To start your night, head to Marunouchi to soak up the Tokyo of old. Admire the Imperial Palace grounds, which are partially lit at night, or the refurbished buildings closer to Tokyo Station. The ginkgo tree-lined Gyoko-dori reaches from the central exit of Tokyo Station to the Imperial Palace's Wadakura gate. Why such a large pedestrianised area, you ask? Well, the centre was reserved for the emperor, a tradition that has stuck until this day. It's also the reason why the newly built Tokyo Station Hotel's central entrance is off-limits.
Built on the remains of the old Yamashita shopping centre, Ebisu Yokocho originally opened in 1998 as a lively – and rowdy – izakaya arcade with plenty to offer for courageous diners. You’ll find western-style wine bars, sushi shops, oden, grills and even oddities such as horse or whale meat (at Jun-chan). Some of the shops have less than twenty-five square metres of indoor space, which explains the many desks and chairs lined up near the entrances. Most businesses here operate from 5pm until very late indeed; a few others run from 11am to 11pm.
A surprisingly entertaining way to spend the afternoon or evening, this cruise boasts pretty spectacular views of the Tokyo skyline and beyond from a maritime vantage point. Select a lunch, afternoon, sunset or dinner option at one of the five to seven restaurants on board (depending on the ship) and soak up the views. Head out at night and you'll be rewarded with neon-lit scenes of the metropolis. The cruise is also a good reminder of Tokyo actually having a harbour, as you'll pass the port with all its containers coming and going.
With an impressive reinventing stage, 'show pub' Kaguwa incorporates non-stop energy and emotion into both its evening Oiran-za show and late afternoon (weekends-only) Biou-za show. The original premise of both shows is the red-light district of the Meiji era (1868-1912) when the oiran, or Japanese courtesans, were known as masters of entertainment, cultural arts and conversation. Besides that, they've thrown in a few Japanese legends and folk tales for good measure. That said, the show veers from elegant kimono-clad oirans to sword-wielding samurai to nerdy dancers with flesh-coloured skullcaps dancing a version of the chicken dance (the mind boggles) – it essentially works as Roppongi's more Japanese alternative to the Robot Restaurant, and one that actually serves food.

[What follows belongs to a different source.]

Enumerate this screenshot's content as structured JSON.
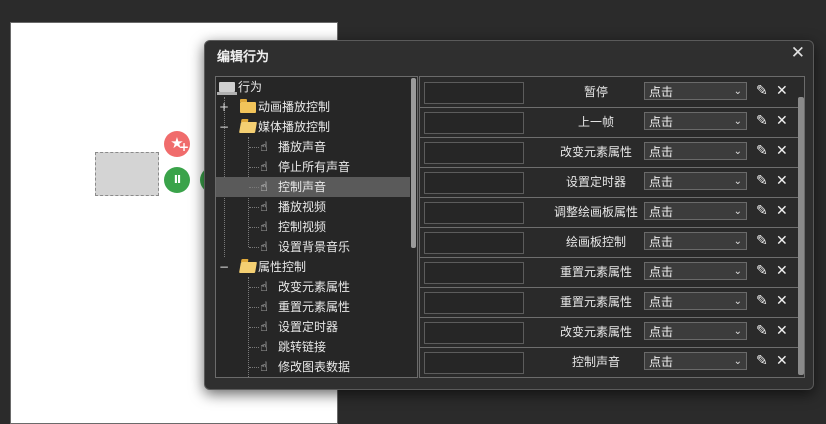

The resemblance to the Eiffel Tower is deliberate, as is the superior height – it is 13m (43ft) taller than the Parisian structure. Back in 1958, when it was built, it must have been impressive. Nowadays, though, constructions such as the Mori Tower, Tokyo Skytree and Shinjuku’s Tocho all offer views from higher up, but Tokyo Tower still remains a golden oldie. Check out the observation deck at night, but mostly admire the lit-up tower from the outside for a taste of the Tokyo of a few decades ago.
Lovers of less mainstream nihonshu (sake) will be happy at Roppongi's Densui, which boasts a plentiful lineup of unorthodox bottles that you won't find at your average izakaya. Do spare a thought (and stomach space) for the food, though: Densui's signature is the rather elaborate otoshi, the snack you receive as part of the service charge. It may cost a steep ¥1,200 (excluding tax), but for that you get nine different small, seasonal dishes which are supposed to match your tipple. After all that, since you're already in Roppongi, hit up club staple Esprit or V2, to dance and schmooze the night away.